-- PROVIDED RECORDS follows --

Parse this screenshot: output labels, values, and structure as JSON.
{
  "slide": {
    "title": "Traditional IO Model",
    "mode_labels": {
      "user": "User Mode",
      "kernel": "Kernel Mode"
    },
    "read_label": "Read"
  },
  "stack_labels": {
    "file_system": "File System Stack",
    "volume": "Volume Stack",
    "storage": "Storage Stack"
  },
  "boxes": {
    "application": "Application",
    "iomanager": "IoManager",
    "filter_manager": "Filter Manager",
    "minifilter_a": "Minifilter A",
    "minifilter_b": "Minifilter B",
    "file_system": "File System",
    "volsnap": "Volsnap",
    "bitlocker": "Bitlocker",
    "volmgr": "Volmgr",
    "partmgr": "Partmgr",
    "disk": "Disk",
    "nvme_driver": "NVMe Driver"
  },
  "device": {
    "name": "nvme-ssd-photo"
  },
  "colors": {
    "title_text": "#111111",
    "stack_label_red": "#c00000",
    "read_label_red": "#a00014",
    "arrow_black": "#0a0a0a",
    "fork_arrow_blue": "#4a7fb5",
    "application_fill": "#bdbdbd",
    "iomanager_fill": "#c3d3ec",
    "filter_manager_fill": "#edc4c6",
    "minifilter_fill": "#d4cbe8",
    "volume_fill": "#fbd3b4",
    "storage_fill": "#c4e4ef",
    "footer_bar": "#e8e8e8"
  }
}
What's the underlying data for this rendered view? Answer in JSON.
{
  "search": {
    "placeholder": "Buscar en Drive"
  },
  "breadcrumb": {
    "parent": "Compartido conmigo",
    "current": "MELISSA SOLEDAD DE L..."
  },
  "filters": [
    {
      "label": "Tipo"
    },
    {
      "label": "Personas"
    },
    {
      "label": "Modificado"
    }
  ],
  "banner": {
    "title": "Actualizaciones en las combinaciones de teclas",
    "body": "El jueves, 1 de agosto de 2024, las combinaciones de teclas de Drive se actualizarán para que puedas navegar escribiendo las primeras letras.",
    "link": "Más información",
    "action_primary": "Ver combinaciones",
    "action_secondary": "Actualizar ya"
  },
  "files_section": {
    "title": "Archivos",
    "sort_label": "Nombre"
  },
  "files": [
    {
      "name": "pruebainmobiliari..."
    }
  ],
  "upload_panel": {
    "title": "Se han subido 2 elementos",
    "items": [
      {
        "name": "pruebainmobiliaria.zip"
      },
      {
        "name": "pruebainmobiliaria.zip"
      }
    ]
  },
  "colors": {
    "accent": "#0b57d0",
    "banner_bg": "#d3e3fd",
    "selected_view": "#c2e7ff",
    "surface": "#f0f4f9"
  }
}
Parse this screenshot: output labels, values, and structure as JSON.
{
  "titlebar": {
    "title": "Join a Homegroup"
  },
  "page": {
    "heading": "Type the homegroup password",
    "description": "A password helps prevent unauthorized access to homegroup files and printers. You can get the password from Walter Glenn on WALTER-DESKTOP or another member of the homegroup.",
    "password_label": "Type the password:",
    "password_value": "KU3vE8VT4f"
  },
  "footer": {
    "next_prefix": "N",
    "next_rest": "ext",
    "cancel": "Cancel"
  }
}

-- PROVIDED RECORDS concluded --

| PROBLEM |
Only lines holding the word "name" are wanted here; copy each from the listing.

| EXERCISE OUTPUT |
    "name": "nvme-ssd-photo"
      "name": "pruebainmobiliari..."
        "name": "pruebainmobiliaria.zip"
        "name": "pruebainmobiliaria.zip"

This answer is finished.